A Sketch of My Life Story:
Kashyapa Yapa was born in Sri Lanka in 1959, second in the family of five. His schoolteacher parents emphasized their sons that only the education assures one’s future. A brilliant student in school, Kashyapa graduated as a Civil Engineer from the University of Peradeniya in Sri Lanka in 1981.
Currently, he conducts research for a book, comparing indigenous engineering techniques against the modern practice, in the context of socioeconomic and environmental impacts of public civil works. This research, which he began in 1993 simultaneously with a tour of the American continent, germinated from a seed of doubt that remained with him since his first years of engineering practice in Sri Lanka.
During the first 4 years after graduation, he worked in the Mahaweli Project, the largest energy and irrigation project ever undertaken in Sri Lanka. Specifically, he was involved in the construction of the Minipe Transbasin Canal and the Ulhitiya-Manampitiya highway, where he gained a lot of experience in modern construction techniques. More than that, he witnessed many instances where the country’s precious little economic resources were wasted: highly mechanized modes of construction took no account of the acute unemployment of Sri Lanka; neither did they, nor the project designs, consider using cheaper, locally available materials.
Why Sri Lanka, a country famous for many ancient water control systems, including the oldest reservoir in the world, should clone Western engineering designs totally alien to the tropics, thought the young engineer. Yet, he could not put forth the question openly because his university education never trained him to appreciate local technical knowledge. However, he kept questioning the validity of Western engineering and inclined to look for techniques more adequate and appropriate for local socioeconomic and environmental conditions.

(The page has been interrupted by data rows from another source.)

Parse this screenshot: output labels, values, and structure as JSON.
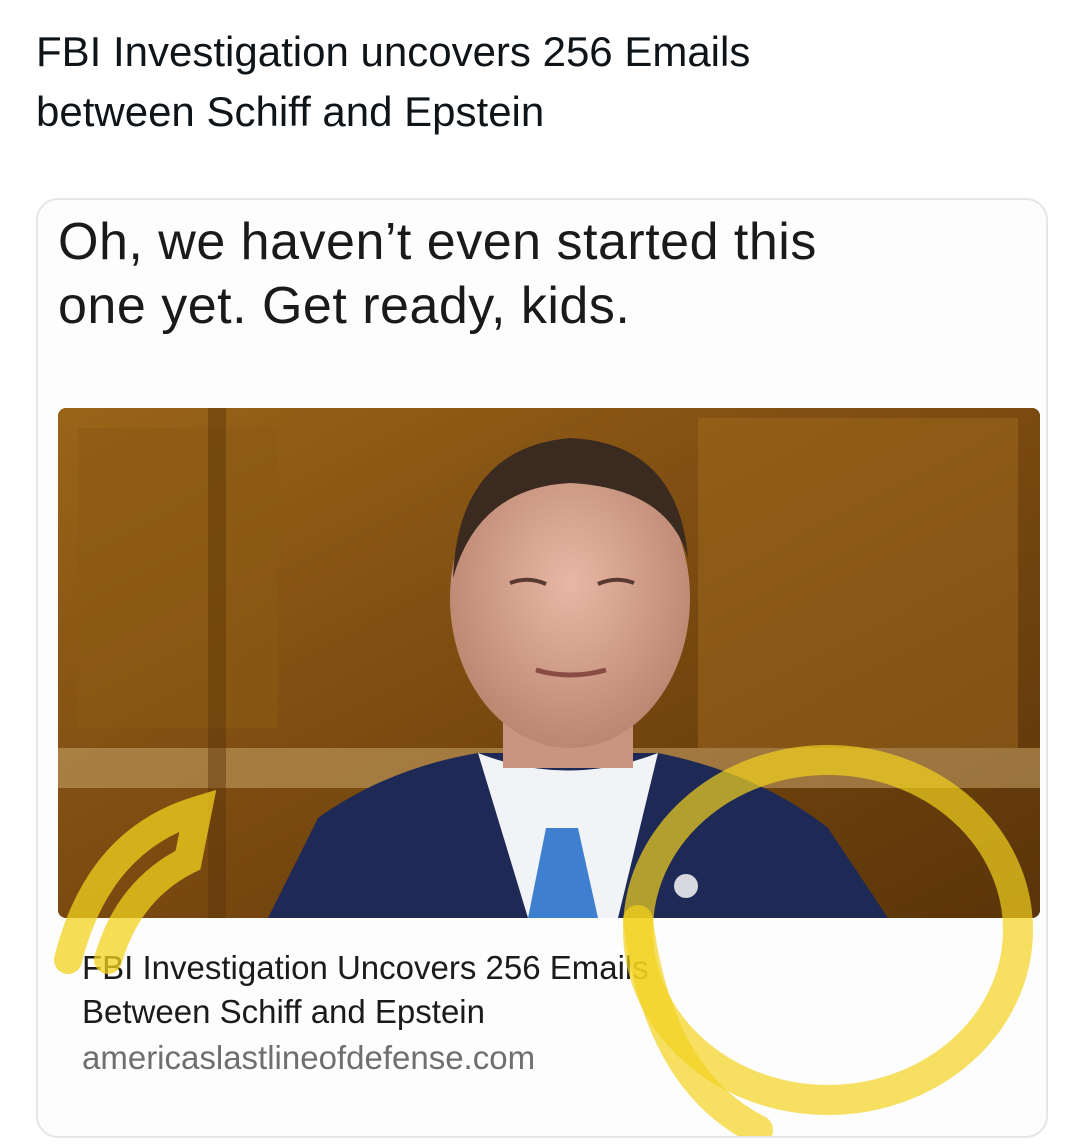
{
  "post": {
    "text_line1": "FBI Investigation uncovers 256 Emails",
    "text_line2": "between Schiff and Epstein"
  },
  "media": {
    "caption_line1": "Oh, we haven’t even started this",
    "caption_line2": "one yet. Get ready, kids.",
    "photo_icon": "photo-of-man-in-suit",
    "link_title_line1": "FBI Investigation Uncovers 256 Emails",
    "link_title_line2": "Between Schiff and Epstein",
    "link_domain": "americaslastlineofdefense.com",
    "highlight_color": "#f2d21e"
  }
}
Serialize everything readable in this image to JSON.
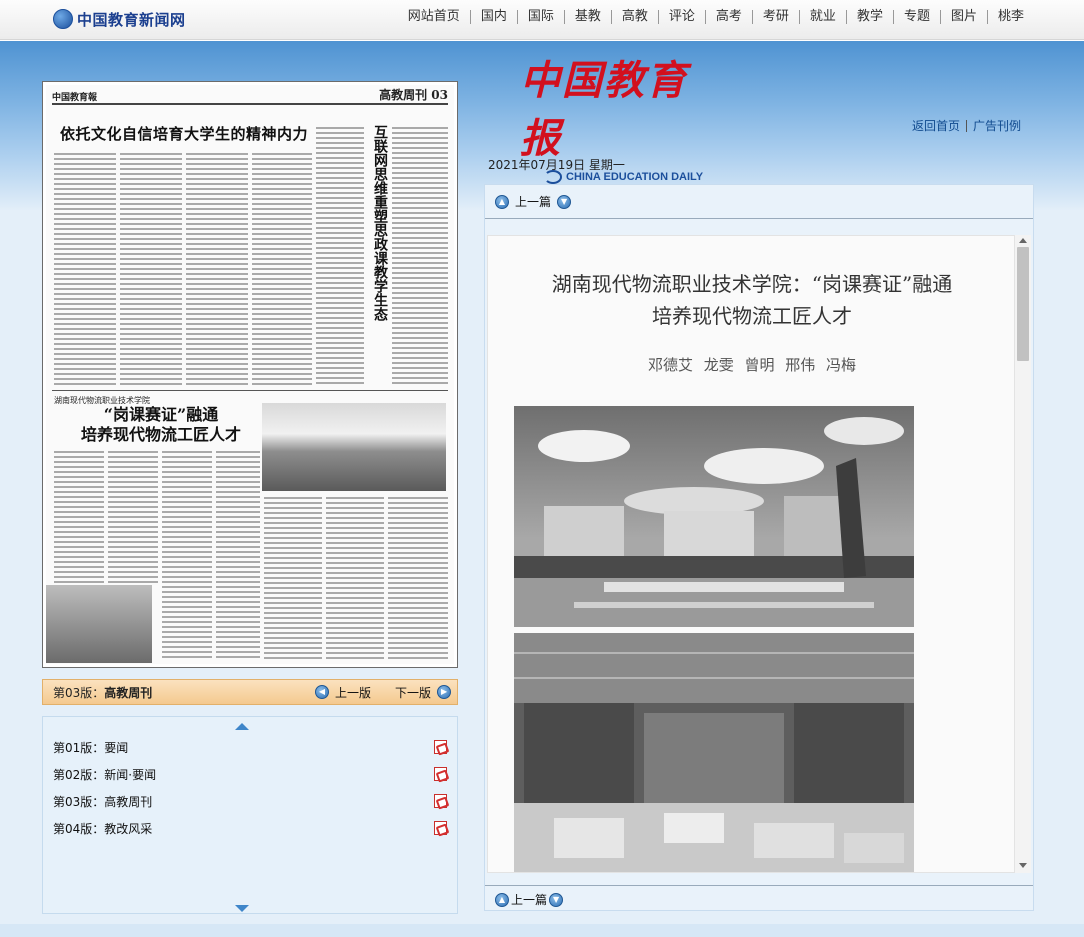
{
  "site": {
    "logo_text": "中国教育新闻网"
  },
  "nav": [
    "网站首页",
    "国内",
    "国际",
    "基教",
    "高教",
    "评论",
    "高考",
    "考研",
    "就业",
    "教学",
    "专题",
    "图片",
    "桃李"
  ],
  "masthead": {
    "title": "中国教育报",
    "english": "CHINA EDUCATION DAILY"
  },
  "right_links": [
    "返回首页",
    "广告刊例"
  ],
  "issue_date": "2021年07月19日  星期一",
  "newspaper_page": {
    "mast_left": "中国教育報",
    "mast_right": "高教周刊 03",
    "headline": "依托文化自信培育大学生的精神内力",
    "vertical_headline": "互联网思维重塑思政课教学生态",
    "sub_kicker": "湖南现代物流职业技术学院",
    "sub_headline_1": "“岗课赛证”融通",
    "sub_headline_2": "培养现代物流工匠人才"
  },
  "page_label": {
    "prefix": "第03版：",
    "name": "高教周刊",
    "prev": "上一版",
    "next": "下一版"
  },
  "editions": [
    "第01版：要闻",
    "第02版：新闻·要闻",
    "第03版：高教周刊",
    "第04版：教改风采"
  ],
  "article": {
    "prev_label": "上一篇",
    "title_line1": "湖南现代物流职业技术学院：“岗课赛证”融通",
    "title_line2": "培养现代物流工匠人才",
    "authors": "邓德艾  龙雯  曾明  邢伟  冯梅"
  },
  "colors": {
    "nav_blue": "#4f93d2",
    "masthead_red": "#d2101e",
    "link_blue": "#114b8f",
    "label_orange": "#f4c98f"
  },
  "icons": [
    "globe-logo-icon",
    "prev-circle-icon",
    "next-circle-icon",
    "pdf-icon",
    "scroll-up-icon",
    "scroll-down-icon"
  ]
}
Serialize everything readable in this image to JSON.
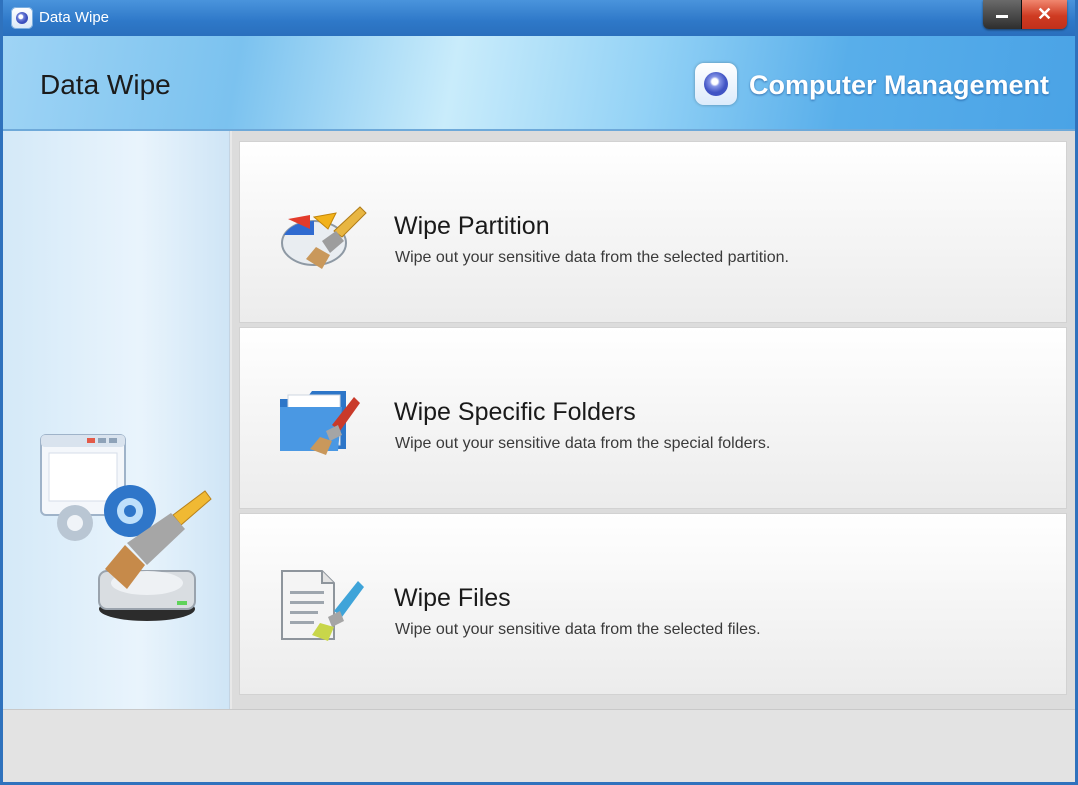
{
  "window": {
    "title": "Data Wipe",
    "close_glyph": "✕"
  },
  "header": {
    "title": "Data Wipe",
    "brand": "Computer Management",
    "brand_icon": "computer-management-logo-icon"
  },
  "options": [
    {
      "title": "Wipe Partition",
      "description": "Wipe out your sensitive data from the selected partition.",
      "icon": "partition-brush-icon"
    },
    {
      "title": "Wipe Specific Folders",
      "description": "Wipe out your sensitive data from the special folders.",
      "icon": "folder-brush-icon"
    },
    {
      "title": "Wipe Files",
      "description": "Wipe out your sensitive data from the selected files.",
      "icon": "files-brush-icon"
    }
  ],
  "sidebar": {
    "illustration": "data-wipe-illustration-icon"
  },
  "colors": {
    "titlebar": "#2e78c8",
    "accent": "#4aa3e6",
    "close_button": "#cf3b22"
  }
}
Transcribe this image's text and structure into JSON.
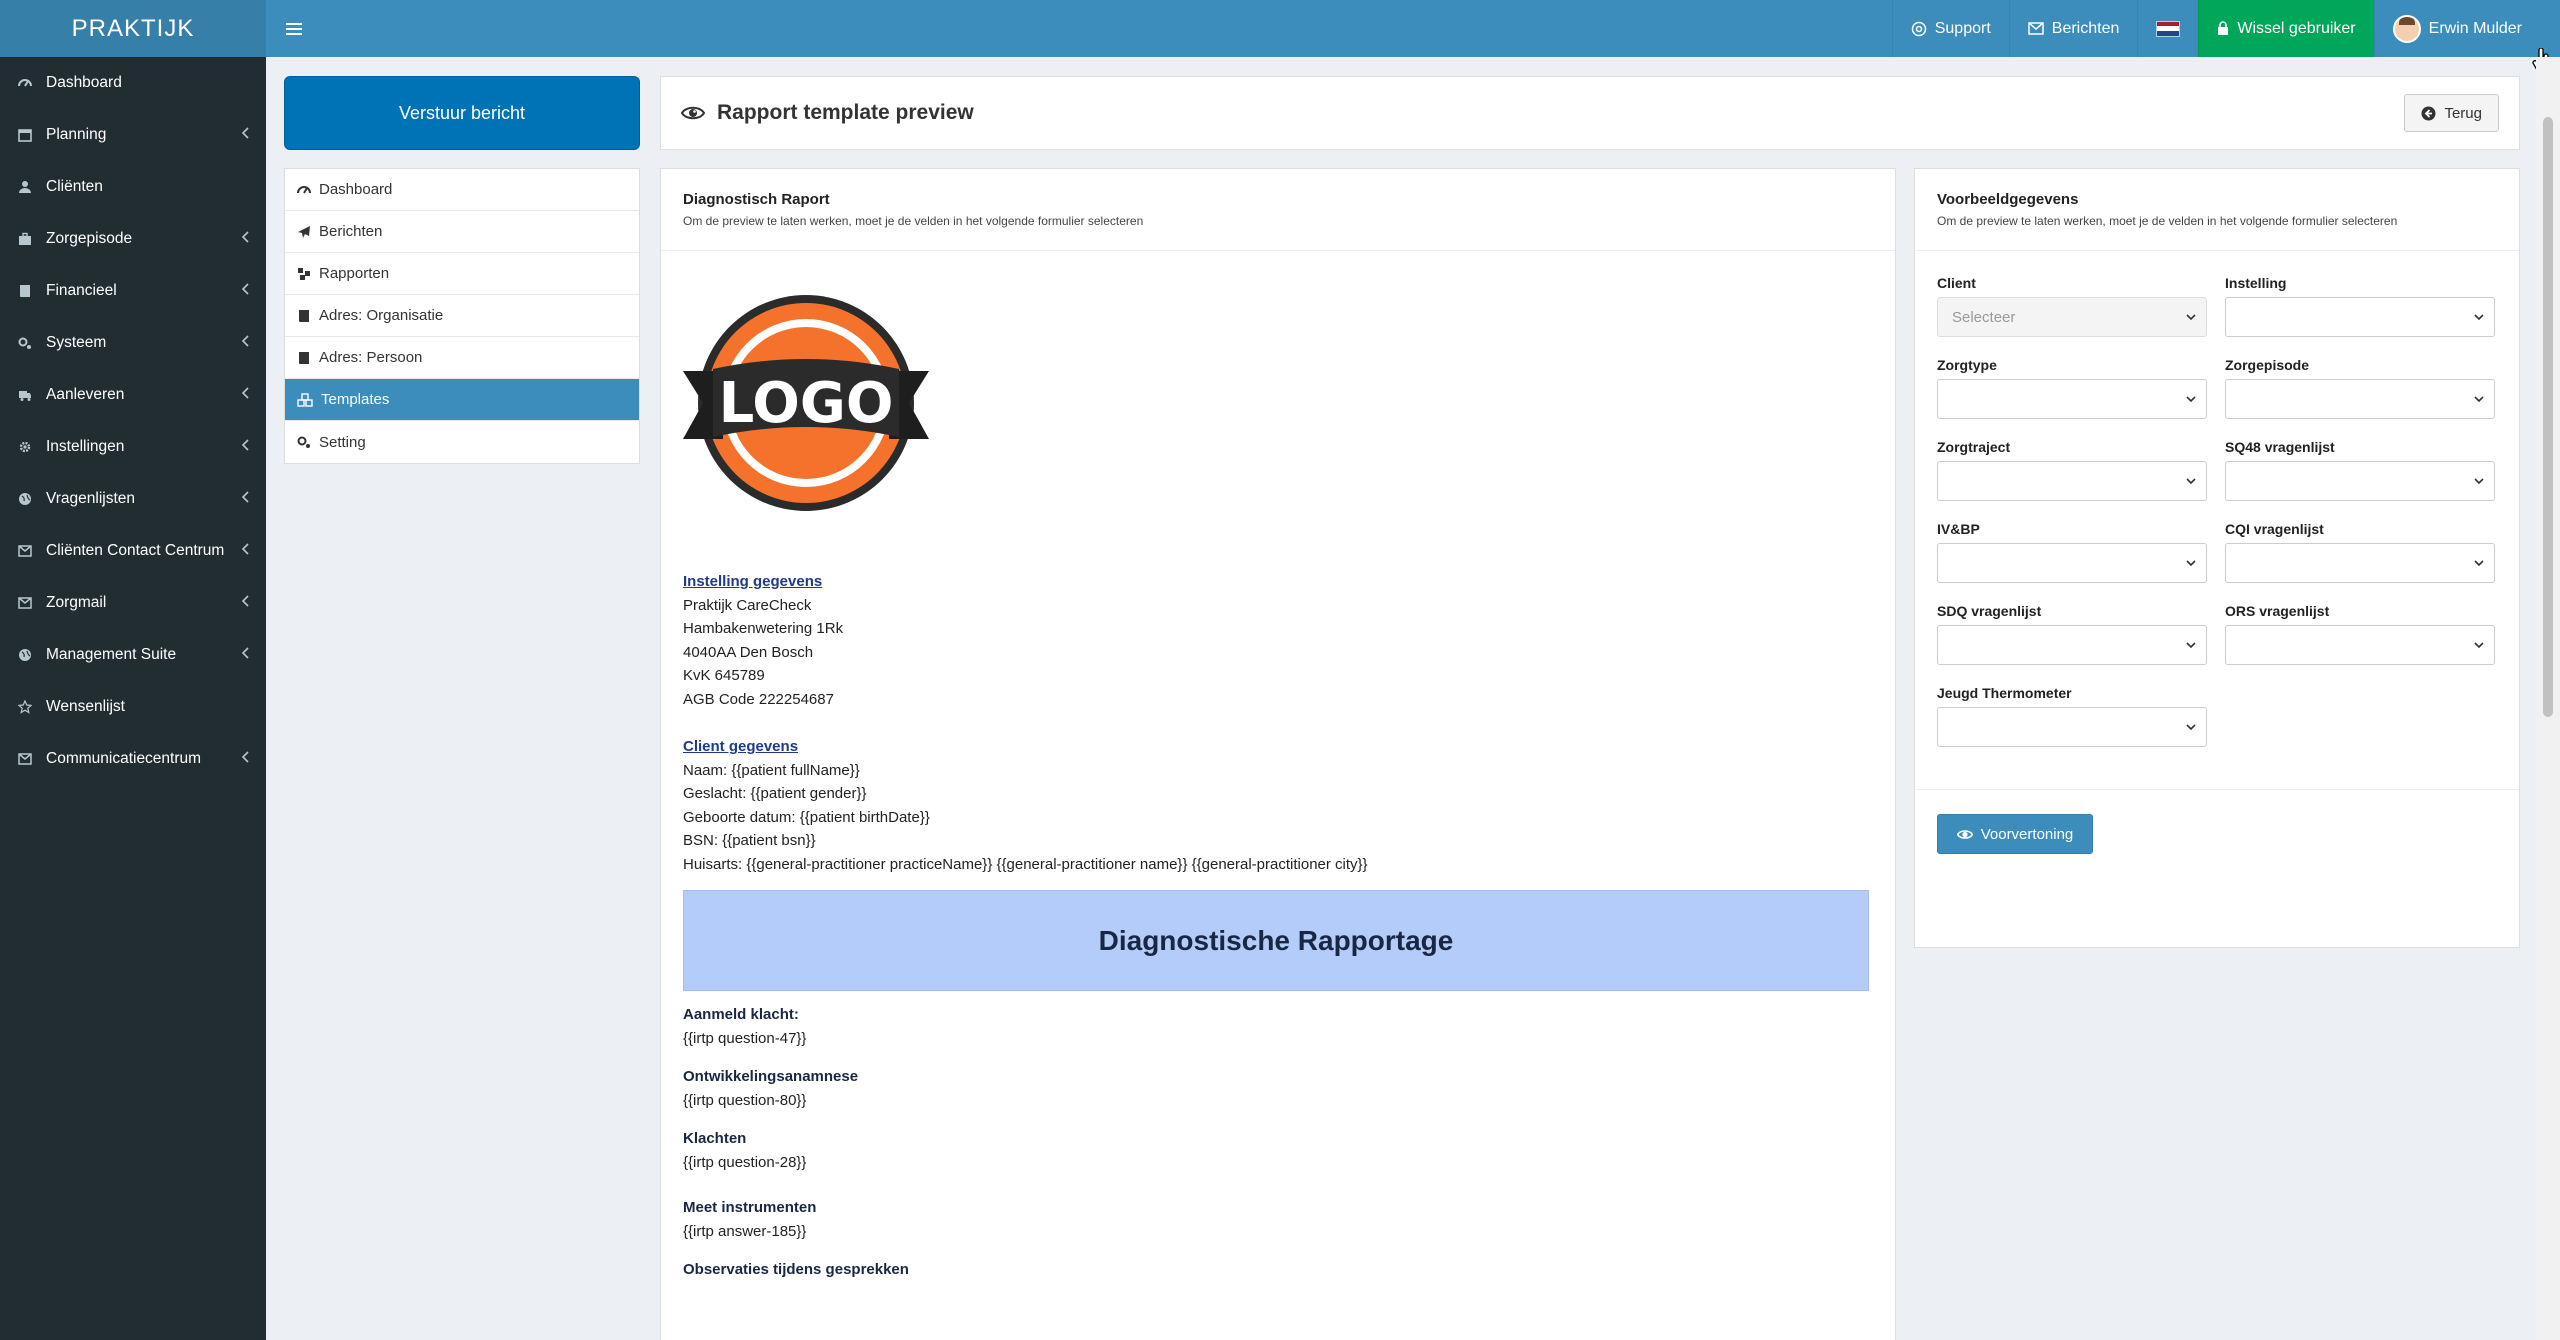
{
  "brand": "PRAKTIJK",
  "topnav": {
    "support": "Support",
    "berichten": "Berichten",
    "wissel": "Wissel gebruiker",
    "user": "Erwin Mulder"
  },
  "sidebar": {
    "items": [
      {
        "label": "Dashboard",
        "icon": "dashboard-icon",
        "chevron": false
      },
      {
        "label": "Planning",
        "icon": "calendar-icon",
        "chevron": true
      },
      {
        "label": "Cliënten",
        "icon": "user-icon",
        "chevron": false
      },
      {
        "label": "Zorgepisode",
        "icon": "briefcase-icon",
        "chevron": true
      },
      {
        "label": "Financieel",
        "icon": "book-icon",
        "chevron": true
      },
      {
        "label": "Systeem",
        "icon": "cogs-icon",
        "chevron": true
      },
      {
        "label": "Aanleveren",
        "icon": "truck-icon",
        "chevron": true
      },
      {
        "label": "Instellingen",
        "icon": "gear-icon",
        "chevron": true
      },
      {
        "label": "Vragenlijsten",
        "icon": "globe-icon",
        "chevron": true
      },
      {
        "label": "Cliënten Contact Centrum",
        "icon": "envelope-icon",
        "chevron": true
      },
      {
        "label": "Zorgmail",
        "icon": "envelope-icon",
        "chevron": true
      },
      {
        "label": "Management Suite",
        "icon": "globe-icon",
        "chevron": true
      },
      {
        "label": "Wensenlijst",
        "icon": "star-icon",
        "chevron": false
      },
      {
        "label": "Communicatiecentrum",
        "icon": "envelope-icon",
        "chevron": true
      }
    ]
  },
  "send_button": "Verstuur bericht",
  "leftmenu": {
    "items": [
      {
        "label": "Dashboard"
      },
      {
        "label": "Berichten"
      },
      {
        "label": "Rapporten"
      },
      {
        "label": "Adres: Organisatie"
      },
      {
        "label": "Adres: Persoon"
      },
      {
        "label": "Templates",
        "active": true
      },
      {
        "label": "Setting"
      }
    ]
  },
  "header": {
    "title": "Rapport template preview",
    "back": "Terug"
  },
  "report": {
    "title": "Diagnostisch Raport",
    "subtitle": "Om de preview te laten werken, moet je de velden in het volgende formulier selecteren",
    "logo_text": "LOGO",
    "instelling_title": "Instelling gegevens",
    "instelling_lines": [
      "Praktijk CareCheck",
      "Hambakenwetering 1Rk",
      "4040AA Den Bosch",
      "KvK 645789",
      "AGB Code 222254687"
    ],
    "client_title": "Client gegevens",
    "client_lines": [
      "Naam: {{patient fullName}}",
      "Geslacht: {{patient gender}}",
      "Geboorte datum: {{patient birthDate}}",
      "BSN: {{patient bsn}}",
      "Huisarts: {{general-practitioner practiceName}} {{general-practitioner name}} {{general-practitioner city}}"
    ],
    "banner": "Diagnostische Rapportage",
    "questions": [
      {
        "title": "Aanmeld klacht:",
        "value": "{{irtp question-47}}"
      },
      {
        "title": "Ontwikkelingsanamnese",
        "value": "{{irtp question-80}}"
      },
      {
        "title": "Klachten",
        "value": "{{irtp question-28}}"
      },
      {
        "title": "Meet instrumenten",
        "value": "{{irtp answer-185}}"
      },
      {
        "title": "Observaties tijdens gesprekken",
        "value": ""
      }
    ]
  },
  "sample": {
    "title": "Voorbeeldgegevens",
    "subtitle": "Om de preview te laten werken, moet je de velden in het volgende formulier selecteren",
    "fields": [
      {
        "label": "Client",
        "value": "Selecteer"
      },
      {
        "label": "Instelling",
        "value": ""
      },
      {
        "label": "Zorgtype",
        "value": ""
      },
      {
        "label": "Zorgepisode",
        "value": ""
      },
      {
        "label": "Zorgtraject",
        "value": ""
      },
      {
        "label": "SQ48 vragenlijst",
        "value": ""
      },
      {
        "label": "IV&BP",
        "value": ""
      },
      {
        "label": "CQI vragenlijst",
        "value": ""
      },
      {
        "label": "SDQ vragenlijst",
        "value": ""
      },
      {
        "label": "ORS vragenlijst",
        "value": ""
      },
      {
        "label": "Jeugd Thermometer",
        "value": ""
      }
    ],
    "preview_button": "Voorvertoning"
  },
  "colors": {
    "topbar": "#3c8dbc",
    "sidebar": "#222d32",
    "accent_green": "#00a65a",
    "banner": "#b3ccf9"
  }
}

His post graduate work in the United States of America gave him the opportunity to study in depth the fundamentals of engineering and taught him how to modify those to suit different environments, rather than transplanting the same technique everywhere. The Ph.D. in Geotechnical Engineering he obtained at UC Berkeley increased his confidence in criticizing the socio-environmental incompatibility of many modern techniques, applied blindly even in the United States.
In 1993, having completed his studies, Kashyapa began a tour of the American continent, especially to be familiar with the Latin culture. To his horror, he discovered that the practice of civil engineering there differs little from that of Sri Lanka: a practice completely divorced from the local conditions. He began investigating and documenting the disastrous impacts brought about by such “development” projects. In the Americas, in contrast to Sri Lanka, a large collection of investigations exists about pre-colonial public works, especially about how they modified the nature for their survival, without trying to “conquer” it. This information provided a sound base for his investigation- the use of millennia-long indigenous technical experience as the solution for the failures of modern engineering, which will come to light in near future in the form of a book.
During his American tour, apart from this investigation, he collaborates voluntarily with the indigenous and the campesinos, with the aim of learning first hand, to what level they still utilize prehispanic techniques in their daily living. He shares with them the basic technical knowledge needed to modify the ancient practices so that they themselves can build and maintain their modern agricultural and communal infrastructure. It instills in them a profound pride about their roots, raises their self-esteem and helps them unite in their constant struggle to gain political power and self-sufficiency.